What does a Mediterranean diet consist of?

Researcher Thais Rasia da Silva, author of the study associating adherence to a Mediterranean Diet with preservation of bone and muscle health, says that this dietary pattern is characterized by high intake of fruits, vegetables, whole grains, and seeds, as well as having olive oil as the main source of fat. In addition, it also includes moderate intake of fish, eggs, cheese, and yogurt, and allows small amounts of red meat and sugar.

Thais argues that adopting such an eating habit, or a pattern closer to what has been recommended as a healthy diet, can be a gradual process and can respect everyone’s individual socioeconomic and cultural conditions. “Our study was unable to evaluate intake of oilseeds among the participants, because these are more expensive foods and are thus not affordable to much of our population.
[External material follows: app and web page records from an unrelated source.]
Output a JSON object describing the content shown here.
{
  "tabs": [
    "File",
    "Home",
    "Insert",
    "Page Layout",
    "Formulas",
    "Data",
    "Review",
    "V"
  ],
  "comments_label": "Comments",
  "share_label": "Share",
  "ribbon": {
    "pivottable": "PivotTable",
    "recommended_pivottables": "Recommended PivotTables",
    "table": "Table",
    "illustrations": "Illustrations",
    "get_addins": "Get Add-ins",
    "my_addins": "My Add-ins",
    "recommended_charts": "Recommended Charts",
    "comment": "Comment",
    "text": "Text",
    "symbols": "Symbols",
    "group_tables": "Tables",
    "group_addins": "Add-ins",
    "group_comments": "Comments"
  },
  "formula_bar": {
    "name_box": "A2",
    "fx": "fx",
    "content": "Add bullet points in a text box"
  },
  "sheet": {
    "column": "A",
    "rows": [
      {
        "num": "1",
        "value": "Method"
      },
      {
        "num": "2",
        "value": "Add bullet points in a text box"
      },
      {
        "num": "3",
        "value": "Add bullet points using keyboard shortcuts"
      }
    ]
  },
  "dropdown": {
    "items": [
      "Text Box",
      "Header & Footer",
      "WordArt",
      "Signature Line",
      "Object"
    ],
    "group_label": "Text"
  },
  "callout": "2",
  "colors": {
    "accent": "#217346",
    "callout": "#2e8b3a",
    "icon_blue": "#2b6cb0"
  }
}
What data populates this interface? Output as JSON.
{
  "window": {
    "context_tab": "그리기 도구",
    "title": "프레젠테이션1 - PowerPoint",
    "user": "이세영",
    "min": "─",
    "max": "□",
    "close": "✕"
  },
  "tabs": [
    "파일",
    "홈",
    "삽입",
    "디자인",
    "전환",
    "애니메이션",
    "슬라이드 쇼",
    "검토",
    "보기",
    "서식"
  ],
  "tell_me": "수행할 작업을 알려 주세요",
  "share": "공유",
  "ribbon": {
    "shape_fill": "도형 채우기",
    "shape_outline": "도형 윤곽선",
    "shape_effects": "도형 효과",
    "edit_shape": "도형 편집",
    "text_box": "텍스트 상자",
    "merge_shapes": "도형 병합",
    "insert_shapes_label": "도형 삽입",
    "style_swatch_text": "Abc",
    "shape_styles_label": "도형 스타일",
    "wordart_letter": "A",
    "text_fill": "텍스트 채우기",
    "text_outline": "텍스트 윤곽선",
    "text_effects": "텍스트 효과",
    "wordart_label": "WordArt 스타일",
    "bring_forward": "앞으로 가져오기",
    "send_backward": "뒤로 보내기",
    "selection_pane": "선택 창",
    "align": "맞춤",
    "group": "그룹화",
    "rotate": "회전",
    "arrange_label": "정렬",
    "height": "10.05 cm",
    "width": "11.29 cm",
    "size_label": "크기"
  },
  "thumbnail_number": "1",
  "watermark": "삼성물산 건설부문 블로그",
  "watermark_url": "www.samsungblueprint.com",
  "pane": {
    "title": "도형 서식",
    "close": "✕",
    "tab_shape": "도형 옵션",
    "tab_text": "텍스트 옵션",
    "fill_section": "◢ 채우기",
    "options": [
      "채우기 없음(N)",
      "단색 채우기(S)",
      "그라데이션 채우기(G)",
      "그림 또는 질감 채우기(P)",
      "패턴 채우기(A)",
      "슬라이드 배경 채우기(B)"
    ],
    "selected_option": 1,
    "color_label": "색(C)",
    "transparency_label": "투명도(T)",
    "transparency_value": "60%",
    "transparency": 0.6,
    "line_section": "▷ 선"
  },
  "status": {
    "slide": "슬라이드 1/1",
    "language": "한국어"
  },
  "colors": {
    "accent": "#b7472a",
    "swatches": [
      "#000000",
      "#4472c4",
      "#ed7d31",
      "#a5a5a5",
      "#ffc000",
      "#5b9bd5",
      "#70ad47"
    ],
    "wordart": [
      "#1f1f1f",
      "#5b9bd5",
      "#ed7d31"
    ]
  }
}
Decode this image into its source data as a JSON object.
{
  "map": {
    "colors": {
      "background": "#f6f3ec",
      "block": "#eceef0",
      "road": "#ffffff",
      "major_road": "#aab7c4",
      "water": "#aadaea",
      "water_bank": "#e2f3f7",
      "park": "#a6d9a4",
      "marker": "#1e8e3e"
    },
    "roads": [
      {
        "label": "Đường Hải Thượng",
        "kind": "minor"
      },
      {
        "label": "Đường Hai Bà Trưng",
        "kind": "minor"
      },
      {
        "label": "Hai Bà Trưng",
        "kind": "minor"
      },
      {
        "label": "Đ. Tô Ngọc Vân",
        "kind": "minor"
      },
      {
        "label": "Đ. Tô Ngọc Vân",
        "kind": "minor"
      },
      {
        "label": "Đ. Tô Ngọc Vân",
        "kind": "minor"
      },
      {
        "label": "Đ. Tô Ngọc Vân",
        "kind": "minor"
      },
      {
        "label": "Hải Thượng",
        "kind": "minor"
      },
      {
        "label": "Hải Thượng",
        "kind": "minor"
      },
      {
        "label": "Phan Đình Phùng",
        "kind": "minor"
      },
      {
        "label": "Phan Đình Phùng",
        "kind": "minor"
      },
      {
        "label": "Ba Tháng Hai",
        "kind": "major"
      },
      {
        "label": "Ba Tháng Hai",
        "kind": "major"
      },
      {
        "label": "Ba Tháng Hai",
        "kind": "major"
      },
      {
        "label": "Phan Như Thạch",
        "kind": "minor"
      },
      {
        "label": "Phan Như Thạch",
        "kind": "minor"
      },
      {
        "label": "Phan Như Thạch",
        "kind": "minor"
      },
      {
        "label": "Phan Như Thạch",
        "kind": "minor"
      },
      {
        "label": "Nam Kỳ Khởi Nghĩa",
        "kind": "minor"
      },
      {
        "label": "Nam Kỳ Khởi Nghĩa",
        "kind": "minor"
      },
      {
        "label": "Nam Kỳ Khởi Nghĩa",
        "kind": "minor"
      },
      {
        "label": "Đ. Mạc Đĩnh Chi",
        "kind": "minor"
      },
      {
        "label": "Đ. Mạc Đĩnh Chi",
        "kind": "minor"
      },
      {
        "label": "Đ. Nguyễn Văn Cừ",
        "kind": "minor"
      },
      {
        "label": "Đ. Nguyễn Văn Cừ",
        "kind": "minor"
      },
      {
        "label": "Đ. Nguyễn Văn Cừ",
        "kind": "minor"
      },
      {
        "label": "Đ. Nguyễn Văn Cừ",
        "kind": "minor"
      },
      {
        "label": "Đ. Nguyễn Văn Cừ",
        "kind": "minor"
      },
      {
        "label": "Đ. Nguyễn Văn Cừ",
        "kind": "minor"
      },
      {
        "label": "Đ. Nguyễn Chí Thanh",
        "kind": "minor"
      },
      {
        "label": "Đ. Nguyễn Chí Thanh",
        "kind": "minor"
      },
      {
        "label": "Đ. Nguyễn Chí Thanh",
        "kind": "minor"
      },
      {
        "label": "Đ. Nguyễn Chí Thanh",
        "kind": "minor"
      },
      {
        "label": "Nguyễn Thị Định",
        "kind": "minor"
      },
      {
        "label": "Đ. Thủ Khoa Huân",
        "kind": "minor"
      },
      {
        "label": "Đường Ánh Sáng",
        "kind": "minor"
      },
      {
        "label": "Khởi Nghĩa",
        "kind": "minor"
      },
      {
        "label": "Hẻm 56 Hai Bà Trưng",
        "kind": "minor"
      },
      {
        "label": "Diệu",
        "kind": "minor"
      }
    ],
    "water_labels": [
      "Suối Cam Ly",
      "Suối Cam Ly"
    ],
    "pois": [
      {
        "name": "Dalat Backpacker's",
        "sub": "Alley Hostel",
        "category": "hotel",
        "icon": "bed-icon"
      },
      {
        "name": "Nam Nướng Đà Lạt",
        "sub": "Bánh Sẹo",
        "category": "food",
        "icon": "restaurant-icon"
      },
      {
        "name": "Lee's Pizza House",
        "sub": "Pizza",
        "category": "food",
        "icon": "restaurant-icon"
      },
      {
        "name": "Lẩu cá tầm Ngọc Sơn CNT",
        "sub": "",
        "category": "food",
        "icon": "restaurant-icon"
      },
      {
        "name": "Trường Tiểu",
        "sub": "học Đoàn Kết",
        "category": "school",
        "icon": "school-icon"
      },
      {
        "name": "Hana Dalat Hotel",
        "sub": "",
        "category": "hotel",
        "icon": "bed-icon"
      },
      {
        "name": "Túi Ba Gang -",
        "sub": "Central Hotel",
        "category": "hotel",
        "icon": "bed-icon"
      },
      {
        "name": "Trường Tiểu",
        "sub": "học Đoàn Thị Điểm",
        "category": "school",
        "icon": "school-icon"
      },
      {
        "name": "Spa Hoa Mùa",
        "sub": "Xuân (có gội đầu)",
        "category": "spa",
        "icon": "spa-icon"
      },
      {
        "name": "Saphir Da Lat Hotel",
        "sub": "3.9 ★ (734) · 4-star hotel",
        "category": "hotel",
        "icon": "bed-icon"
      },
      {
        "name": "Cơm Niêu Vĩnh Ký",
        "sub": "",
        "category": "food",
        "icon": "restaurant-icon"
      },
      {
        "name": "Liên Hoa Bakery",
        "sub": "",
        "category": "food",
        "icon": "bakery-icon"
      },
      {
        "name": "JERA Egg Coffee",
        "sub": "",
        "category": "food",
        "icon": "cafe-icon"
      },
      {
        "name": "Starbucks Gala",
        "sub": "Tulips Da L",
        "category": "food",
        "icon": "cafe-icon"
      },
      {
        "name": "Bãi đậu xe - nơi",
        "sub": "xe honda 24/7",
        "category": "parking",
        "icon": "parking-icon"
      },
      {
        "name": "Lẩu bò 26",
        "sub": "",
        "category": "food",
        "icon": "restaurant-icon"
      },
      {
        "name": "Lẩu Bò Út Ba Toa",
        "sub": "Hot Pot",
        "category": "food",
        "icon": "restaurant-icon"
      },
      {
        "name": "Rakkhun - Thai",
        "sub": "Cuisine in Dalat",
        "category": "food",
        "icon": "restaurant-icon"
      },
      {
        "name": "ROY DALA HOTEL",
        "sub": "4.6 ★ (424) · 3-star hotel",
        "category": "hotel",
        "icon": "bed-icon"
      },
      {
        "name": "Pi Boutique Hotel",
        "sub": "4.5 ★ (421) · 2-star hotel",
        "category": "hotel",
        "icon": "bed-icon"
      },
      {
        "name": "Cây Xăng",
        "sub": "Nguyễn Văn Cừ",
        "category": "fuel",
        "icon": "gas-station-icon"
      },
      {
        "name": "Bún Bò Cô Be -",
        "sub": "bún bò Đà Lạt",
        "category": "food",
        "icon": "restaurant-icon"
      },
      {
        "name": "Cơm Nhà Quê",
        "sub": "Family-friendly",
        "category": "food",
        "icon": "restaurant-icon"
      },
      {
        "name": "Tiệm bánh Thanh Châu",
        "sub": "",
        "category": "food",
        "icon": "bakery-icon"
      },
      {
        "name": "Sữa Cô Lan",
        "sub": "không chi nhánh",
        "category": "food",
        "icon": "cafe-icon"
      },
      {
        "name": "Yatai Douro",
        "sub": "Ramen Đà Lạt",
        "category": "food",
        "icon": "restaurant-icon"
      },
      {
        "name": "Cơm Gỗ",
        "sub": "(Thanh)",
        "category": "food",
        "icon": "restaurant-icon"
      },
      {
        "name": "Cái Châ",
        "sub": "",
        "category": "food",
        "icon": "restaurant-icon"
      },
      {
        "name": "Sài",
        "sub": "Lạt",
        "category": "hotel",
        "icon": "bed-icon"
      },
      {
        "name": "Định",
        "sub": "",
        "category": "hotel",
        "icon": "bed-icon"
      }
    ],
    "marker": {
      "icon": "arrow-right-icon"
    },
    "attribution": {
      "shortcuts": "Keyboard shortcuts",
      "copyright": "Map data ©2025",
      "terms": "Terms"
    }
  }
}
However, no single dietary component was associated with bone or muscle mass in our analyses. Therefore, we believe that the dietary pattern as a whole is more important than any single food item alone”, she notes.

Finally, Thaís ponders that following a dietary pattern that ensures an adequate intake of nutrients and bioactive compounds, found mainly in fruits and vegetables, “in addition to ensuring an adequate intake of protein and calcium, are important steps toward obtaining a better body composition and thus improving quality of life after menopause”, says the INCT Hormona researcher.

Copy, photo, and editing: Luiz Sérgio Dibe